If you’re either Disney obsessed, big on following the job market, or just on Facebook or Twitter all the time, chances are that you’ve heard about the layoffs already.
For those of you who have managed to escape the constant onslaught of posts and outrage about the issue, here is a recap:
- Recently, it came out that in 2014, Disney laid off 250 tech workers, who were then required to train their replacements from India before either being offered another job within the company (which they had to apply for), or simply leaving after the 90 days and accepting their full severance for the position.
- Not only has one senator called an investigation into Disney for this move (which, although unsavoury is also completely legal), but a massive online mob of people have begun crying fowl and Disney has received a lot of flack for this decision.
- People are outraged that an American company would do such a thing, and are calling for the immediate boycotting of everything Disney, and/or bemoaning about how Disney has broken their hearts by becoming so callous.
- The issue has been hugely sensationalized (as always) online with people angry and upset over the hundreds of affected employees, and how unloyal they have been to their entire employee group (note: in the US alone there are well over 30,000 jobs for workers at Disney, the laid off amount is 250).
As a member of several Disney Facebook groups, an outraged post is shared about this at least once every couple of hours. There is valid reason to be upset that the positions are being outsourced, but quite frankly, people are beating a dead horse here.
For starters, as much as it sucks, this is not something that is limited to Disney. Hundreds of companies across North America are either outsourcing their positions to save on the bottom line costs, or are simply packing up and moving to countries like Mexico, India and China. In most of these instances, we’re talking entire factories and companies of workers – not just a couple hundred, but some are up to the thousand employee mark. Most of them, management included, are expected to train their replacements and finish out their term if they wish to receive their full severance pay.
“But that IS really bad and needs to be talked about” some would say, and those people are right. But here is the problem: the conversation is not moving to the increased legality for companies to do this and the increased number of companies jumping on this proverbial bandwagon that is robbing North Americans of decent, steady wage jobs. If it were, I would be all for this conversation. What it has done, is turned into a backlash for Disney alone, with many people acting as if this is the first time something has ever happened.

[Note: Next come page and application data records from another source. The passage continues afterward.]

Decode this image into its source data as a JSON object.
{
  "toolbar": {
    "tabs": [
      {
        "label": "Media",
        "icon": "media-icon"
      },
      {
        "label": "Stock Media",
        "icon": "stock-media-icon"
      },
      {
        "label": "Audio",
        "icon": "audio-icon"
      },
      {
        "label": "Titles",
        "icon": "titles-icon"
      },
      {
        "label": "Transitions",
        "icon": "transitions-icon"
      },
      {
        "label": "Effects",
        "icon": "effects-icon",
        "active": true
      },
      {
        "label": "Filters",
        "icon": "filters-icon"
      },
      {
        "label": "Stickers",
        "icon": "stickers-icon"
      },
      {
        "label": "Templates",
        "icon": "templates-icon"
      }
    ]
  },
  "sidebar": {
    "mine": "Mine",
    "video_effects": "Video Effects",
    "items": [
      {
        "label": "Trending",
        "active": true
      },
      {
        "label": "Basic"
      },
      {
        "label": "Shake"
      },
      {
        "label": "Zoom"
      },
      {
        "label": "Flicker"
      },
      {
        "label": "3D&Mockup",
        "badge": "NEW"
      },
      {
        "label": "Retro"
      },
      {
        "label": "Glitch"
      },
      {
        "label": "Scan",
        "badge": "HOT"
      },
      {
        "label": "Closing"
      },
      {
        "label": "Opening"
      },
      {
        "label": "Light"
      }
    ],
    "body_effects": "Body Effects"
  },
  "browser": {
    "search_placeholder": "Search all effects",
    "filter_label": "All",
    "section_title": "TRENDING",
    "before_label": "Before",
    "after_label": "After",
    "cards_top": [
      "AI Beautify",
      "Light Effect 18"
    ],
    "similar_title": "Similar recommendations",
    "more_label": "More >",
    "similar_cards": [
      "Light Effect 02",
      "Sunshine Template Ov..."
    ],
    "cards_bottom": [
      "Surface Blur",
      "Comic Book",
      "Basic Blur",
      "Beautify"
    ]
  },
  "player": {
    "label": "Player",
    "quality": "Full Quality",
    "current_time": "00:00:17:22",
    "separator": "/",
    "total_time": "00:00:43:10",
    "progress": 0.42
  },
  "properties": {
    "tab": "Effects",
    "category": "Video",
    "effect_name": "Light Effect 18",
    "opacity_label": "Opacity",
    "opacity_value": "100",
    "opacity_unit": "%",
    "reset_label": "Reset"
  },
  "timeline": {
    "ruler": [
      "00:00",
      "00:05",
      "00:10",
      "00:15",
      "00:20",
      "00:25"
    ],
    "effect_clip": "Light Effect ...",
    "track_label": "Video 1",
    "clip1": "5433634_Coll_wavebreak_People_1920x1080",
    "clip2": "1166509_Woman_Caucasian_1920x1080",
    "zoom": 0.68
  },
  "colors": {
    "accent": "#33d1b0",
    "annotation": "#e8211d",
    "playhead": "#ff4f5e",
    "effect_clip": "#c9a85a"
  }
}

In one conversation online, someone actually told me ‘Disney is more relevant than the others, that’s why we’re still talking about it.’ If 250 Disney employees, in a company that provides more jobs in America alone than the population of my hometown, are more relevant than the thousands of employees being displaced across the continent each month, I seriously fear not just for our economy, but for people who are being told that they are irrelevant because they didn’t work for one of the world’s biggest companies.
Another told me that the fact that several employees have come forward and said they were disgruntled and displeased with the way things went down means this is more relevant than the other layoffs happening around the continent. In about 90% (or higher) of the layoffs I’ve heard about, whether it was for outsourcing, restructuring, or simply an easy way to ‘fire’ somebody they didn’t like who was doing nothing wrong according to the labour laws, the employees tend to not only be displeased about the way things went down, but remain disgruntled about it as well. The only thing that made these employees more important was once again, that Disney was attached to the company name.
I’ve witnessed more and more people flipping out and cancelling their vacations, crying BOYCOTT Disney, and in the same breath, continuing to use Mobile, Internet and TV companies who have been doing the same thing with their IT and customer service departments for years. They cry out about the injustices, all the while continuing to shop at clothing companies that have outsourced their worker lines to countries where they can charge 5 cents an hour to a foreigner to make their clothes, or buy technology from companies whose factories have uprooted to Mexico for cheaper costs to produce them.
There’s a huge part of me that would love to stand here and cheer going ‘THE CONVERSATION IS FINALLY STARTING’, but as anyone who has monitored trends on social media knows, this is simply the next bandwagon ‘slacktivism’ cause for people to jump onto and feel better about themselves because they’re not supporting such ‘blatant disregard for the American people’.
There was a time where I believed that simply having the conversation would lead to the next conversation, but cause after cause, outrage after outrage online has proven one big thing: people really don’t care, and they don’t care about making sure that conversation continues. Look at KONY 2012, the Ukranian War, the missing girls from Nigeria – pretty much anything that has graced our online world and incited outrage. Once it’s been beaten to death, it disappears, and the roots of the issues are ignored as if that was the only part of the issue that was relevant or important.
I’m all for getting outraged and wanting things to change, but don’t jump on the bandwagon. If you’re going to get outraged, get outraged at the overall situation, get outraged about the fact that Disney is only one of thousands of companies doing this same thing, and fight for change in all areas. But if you’re going to scream ‘BOYCOTT’ and pretend like Disney is the devil, at least follow through and find out who else is doing the same. Follow through and stop shopping or receiving services from every company doing the same. Otherwise, I’m sorry to be the one to tell you this, but your lack of credibility will be shining through like a bright, flashy beacon.